Breast reconstruction is not the same as breast augmentation

There is a major difference between someone who wants to have plastic breast surgery to improve the size or shape of their breasts vs someone who has a prophylactic surgery or mastectomy. One surgery is elective, and the other is life-saving.

Knowing the difference is essential because those that don’t choose to have surgery don’t feel like they are getting a great pair of breasts. Losing your breasts to breast cancer often means losing your sense of femininity, self-esteem and body image.

Breast reconstruction surgery is administered to restore the breast shape that was wholly or partially removed. Breast reconstruction can be administered with body tissue or implants.

When the breast tissue has been taken away via a mastectomy, just one thin layer of skin remains, so often implants will need to be used. Due to the absence of breast tissue after a mastectomy procedure, it can be more challenging to get a natural look and feel.

For women who have one reconstructed breast and one natural breast, it is very hard to match an implant to the shape of the other breast’s physical natural shape to reach symmetry.

One size doesn’t fit all

Like precision medicine, reconstruction should be customised to the individual.
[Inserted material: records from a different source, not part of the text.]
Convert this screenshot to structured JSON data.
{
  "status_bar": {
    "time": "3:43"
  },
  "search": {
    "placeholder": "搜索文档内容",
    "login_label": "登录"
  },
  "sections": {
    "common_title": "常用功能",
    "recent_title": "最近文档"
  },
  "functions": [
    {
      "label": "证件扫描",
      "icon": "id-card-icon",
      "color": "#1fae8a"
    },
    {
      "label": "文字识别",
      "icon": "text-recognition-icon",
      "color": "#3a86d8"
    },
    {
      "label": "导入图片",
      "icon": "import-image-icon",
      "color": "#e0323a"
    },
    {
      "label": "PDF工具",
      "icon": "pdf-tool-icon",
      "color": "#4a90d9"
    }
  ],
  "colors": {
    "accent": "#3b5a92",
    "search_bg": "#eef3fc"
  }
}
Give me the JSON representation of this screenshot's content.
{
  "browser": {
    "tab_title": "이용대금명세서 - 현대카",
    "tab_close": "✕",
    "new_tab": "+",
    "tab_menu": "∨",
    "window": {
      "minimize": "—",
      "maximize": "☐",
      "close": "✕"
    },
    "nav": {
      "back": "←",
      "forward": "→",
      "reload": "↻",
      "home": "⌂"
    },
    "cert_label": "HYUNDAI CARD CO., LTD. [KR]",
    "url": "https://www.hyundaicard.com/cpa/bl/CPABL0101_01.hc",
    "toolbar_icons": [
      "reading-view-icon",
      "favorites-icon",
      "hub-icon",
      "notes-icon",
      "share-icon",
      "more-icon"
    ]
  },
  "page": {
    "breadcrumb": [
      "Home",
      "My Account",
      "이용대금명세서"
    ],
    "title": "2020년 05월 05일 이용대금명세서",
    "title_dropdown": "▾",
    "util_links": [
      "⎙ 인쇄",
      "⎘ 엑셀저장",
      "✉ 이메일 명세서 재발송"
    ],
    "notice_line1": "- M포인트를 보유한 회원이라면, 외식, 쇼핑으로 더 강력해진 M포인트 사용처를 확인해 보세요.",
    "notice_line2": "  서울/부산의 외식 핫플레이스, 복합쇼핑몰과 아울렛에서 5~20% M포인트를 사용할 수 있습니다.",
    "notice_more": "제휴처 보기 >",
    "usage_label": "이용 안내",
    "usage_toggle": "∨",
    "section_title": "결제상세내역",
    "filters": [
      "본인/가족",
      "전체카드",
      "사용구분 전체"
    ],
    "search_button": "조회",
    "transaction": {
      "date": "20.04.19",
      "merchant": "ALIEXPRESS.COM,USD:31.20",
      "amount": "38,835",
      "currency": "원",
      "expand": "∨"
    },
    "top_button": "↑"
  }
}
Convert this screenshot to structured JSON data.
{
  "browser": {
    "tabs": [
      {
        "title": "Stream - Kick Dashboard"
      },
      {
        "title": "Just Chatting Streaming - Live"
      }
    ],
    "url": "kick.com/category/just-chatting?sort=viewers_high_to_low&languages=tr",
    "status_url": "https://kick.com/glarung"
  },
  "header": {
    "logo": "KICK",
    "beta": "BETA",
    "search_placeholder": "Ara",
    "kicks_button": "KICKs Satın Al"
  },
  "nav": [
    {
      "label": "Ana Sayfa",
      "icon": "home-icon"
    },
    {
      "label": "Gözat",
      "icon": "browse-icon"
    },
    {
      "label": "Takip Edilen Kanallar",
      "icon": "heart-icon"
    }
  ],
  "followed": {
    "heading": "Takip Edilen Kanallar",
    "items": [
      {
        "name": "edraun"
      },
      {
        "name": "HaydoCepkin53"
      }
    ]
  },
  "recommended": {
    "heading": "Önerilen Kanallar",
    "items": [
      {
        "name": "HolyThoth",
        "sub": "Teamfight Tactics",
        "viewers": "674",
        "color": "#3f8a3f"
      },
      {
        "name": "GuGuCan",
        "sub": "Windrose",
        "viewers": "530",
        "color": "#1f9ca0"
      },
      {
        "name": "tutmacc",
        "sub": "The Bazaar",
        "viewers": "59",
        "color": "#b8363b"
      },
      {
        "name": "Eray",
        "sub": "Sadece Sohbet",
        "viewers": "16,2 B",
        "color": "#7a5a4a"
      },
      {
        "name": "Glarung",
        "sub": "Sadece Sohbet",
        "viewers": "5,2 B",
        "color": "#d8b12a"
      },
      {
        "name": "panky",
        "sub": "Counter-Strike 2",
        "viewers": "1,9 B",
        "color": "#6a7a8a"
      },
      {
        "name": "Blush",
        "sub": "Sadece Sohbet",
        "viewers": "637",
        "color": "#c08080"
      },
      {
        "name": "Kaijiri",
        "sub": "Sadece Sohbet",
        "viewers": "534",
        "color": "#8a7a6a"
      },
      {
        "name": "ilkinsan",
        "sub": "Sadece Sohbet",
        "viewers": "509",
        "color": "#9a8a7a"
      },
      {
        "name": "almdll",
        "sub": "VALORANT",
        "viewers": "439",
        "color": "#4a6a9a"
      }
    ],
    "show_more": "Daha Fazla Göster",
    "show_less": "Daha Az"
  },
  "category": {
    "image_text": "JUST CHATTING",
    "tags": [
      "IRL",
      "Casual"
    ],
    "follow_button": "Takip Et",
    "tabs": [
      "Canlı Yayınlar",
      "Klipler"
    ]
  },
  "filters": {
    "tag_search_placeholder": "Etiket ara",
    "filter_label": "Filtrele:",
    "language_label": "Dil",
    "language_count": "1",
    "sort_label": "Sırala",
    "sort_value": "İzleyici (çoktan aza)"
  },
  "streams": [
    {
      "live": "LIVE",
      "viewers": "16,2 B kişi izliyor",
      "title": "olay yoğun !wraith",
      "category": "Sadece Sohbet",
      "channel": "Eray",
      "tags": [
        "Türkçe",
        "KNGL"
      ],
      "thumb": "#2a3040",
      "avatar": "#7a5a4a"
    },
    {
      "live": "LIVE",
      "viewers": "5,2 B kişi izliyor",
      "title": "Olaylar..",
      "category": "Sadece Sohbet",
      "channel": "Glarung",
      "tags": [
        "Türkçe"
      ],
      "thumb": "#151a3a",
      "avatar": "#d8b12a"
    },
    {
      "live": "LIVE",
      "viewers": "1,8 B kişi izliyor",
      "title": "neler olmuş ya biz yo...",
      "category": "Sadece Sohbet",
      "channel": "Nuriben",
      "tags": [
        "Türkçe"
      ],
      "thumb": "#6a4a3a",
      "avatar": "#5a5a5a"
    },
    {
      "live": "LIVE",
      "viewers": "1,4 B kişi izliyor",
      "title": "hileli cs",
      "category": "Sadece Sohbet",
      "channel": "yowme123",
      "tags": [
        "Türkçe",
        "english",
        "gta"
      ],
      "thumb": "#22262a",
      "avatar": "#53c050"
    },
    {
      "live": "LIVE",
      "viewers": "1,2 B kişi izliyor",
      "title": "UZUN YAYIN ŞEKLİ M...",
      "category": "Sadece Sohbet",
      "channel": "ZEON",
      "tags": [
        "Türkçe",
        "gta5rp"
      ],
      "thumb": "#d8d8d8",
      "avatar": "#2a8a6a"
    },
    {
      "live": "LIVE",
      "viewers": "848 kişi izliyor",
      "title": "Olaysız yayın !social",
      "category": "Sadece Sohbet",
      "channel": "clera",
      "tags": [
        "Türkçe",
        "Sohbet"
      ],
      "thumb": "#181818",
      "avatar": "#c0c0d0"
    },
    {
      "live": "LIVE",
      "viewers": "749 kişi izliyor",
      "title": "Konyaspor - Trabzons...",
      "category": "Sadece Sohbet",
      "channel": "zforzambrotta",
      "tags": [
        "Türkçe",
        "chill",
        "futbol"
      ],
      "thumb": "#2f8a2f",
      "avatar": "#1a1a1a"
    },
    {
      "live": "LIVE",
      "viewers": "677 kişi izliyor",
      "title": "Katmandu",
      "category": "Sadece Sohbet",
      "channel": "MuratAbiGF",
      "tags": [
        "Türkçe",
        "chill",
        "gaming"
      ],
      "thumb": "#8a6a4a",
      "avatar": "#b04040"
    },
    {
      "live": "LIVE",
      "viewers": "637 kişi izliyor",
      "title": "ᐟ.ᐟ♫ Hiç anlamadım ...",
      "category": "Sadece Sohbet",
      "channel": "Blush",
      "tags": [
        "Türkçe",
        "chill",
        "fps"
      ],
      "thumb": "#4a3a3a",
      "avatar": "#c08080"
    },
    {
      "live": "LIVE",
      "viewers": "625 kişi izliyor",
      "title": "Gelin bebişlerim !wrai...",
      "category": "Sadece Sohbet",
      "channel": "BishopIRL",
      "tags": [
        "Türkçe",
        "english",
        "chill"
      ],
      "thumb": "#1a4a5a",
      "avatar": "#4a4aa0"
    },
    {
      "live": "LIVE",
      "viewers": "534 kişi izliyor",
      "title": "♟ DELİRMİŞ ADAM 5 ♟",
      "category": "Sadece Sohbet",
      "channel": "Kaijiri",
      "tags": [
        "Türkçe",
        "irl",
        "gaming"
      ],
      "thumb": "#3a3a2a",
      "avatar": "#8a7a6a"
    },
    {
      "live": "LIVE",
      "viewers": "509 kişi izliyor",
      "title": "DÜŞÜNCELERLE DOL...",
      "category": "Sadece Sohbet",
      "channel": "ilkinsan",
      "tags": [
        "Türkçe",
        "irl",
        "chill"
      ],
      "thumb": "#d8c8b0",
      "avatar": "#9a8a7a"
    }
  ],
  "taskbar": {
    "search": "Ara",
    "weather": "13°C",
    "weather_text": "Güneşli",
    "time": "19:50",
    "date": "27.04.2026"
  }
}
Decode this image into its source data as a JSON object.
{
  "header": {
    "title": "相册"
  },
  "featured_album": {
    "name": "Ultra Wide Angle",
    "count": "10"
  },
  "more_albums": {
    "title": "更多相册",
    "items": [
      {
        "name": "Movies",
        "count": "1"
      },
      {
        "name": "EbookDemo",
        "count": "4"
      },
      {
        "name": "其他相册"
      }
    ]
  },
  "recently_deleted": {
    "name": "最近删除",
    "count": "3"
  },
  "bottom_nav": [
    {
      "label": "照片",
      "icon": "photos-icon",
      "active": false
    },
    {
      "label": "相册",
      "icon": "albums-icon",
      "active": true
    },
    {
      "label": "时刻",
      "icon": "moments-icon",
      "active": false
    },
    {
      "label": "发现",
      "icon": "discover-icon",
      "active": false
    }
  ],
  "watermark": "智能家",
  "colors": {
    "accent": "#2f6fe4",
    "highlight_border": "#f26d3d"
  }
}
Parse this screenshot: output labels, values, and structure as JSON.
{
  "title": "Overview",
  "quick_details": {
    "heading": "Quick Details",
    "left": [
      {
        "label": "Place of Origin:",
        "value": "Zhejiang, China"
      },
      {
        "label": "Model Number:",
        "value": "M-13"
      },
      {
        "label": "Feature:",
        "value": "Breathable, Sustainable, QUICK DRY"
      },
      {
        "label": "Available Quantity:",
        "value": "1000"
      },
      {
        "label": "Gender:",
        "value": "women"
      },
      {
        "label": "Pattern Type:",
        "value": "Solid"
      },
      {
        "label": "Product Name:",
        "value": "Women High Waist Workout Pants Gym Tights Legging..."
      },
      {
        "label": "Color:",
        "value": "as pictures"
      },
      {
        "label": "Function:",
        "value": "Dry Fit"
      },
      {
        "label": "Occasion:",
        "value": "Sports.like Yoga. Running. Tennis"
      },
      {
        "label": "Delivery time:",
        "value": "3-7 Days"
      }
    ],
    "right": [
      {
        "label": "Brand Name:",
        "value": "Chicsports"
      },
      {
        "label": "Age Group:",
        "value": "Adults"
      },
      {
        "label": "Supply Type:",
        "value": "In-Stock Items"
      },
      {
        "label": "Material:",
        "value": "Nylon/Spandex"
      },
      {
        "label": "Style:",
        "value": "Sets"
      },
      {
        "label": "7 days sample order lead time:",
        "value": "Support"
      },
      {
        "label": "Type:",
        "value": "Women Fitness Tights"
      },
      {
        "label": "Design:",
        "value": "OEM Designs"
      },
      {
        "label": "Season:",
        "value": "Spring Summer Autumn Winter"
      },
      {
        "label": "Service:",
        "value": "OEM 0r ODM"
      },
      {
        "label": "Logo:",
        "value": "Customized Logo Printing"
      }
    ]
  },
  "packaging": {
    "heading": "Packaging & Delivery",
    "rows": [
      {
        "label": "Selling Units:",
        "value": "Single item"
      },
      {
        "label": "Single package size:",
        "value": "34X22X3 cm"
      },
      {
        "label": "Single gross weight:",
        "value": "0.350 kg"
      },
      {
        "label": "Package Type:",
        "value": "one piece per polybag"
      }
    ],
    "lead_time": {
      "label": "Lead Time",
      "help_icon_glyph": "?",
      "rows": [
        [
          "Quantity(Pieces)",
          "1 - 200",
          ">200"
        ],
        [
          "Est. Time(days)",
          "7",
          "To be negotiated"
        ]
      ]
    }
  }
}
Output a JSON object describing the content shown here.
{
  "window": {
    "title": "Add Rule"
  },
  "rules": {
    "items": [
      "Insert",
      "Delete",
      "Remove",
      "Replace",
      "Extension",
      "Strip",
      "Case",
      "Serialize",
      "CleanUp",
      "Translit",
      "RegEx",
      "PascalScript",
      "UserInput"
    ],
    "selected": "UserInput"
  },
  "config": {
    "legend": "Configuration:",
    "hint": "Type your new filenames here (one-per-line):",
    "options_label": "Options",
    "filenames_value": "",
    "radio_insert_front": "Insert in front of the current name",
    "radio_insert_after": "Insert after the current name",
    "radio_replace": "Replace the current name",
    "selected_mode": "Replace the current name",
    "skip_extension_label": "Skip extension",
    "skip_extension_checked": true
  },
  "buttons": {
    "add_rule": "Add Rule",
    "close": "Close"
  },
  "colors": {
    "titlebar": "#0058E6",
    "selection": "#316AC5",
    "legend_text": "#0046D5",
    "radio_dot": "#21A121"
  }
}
Several factors need to be consider when it comes to choosing which technique is best for you. Dr Laniewski is one of the best breast reconstruction surgeons in Sydney, and an excellent plastic surgeon like him will assist you through the entire process of determining what is best for you and your body; while keeping in mind shape and size. In most cases, reconstruction either uses synthetic implants or existing body tissue.

Not everyone chooses reconstruction

For several breast cancer survivors, having their breasts reconstructed can be a tortuous thought mainly because it means that they will need more surgeries after having gone through the physical and mental exhaustion of breast cancer treatments.

The individual must consider the different surgical options available to them while at the same time, weighing what they feel may be the emotional and physical benefits and the impact on their sense of desirability versus the potential disappointment and problems.

Nipples are separate

In breast cancer cases, the nipple most of the time can’t be spared due to the fact that it is attached to the breast tissue which could potentially lead to cancer too. Patients are advised to allow their new breasts to settle for at least three months following surgery, then their areola and nipple can be positioned in the appropriate place.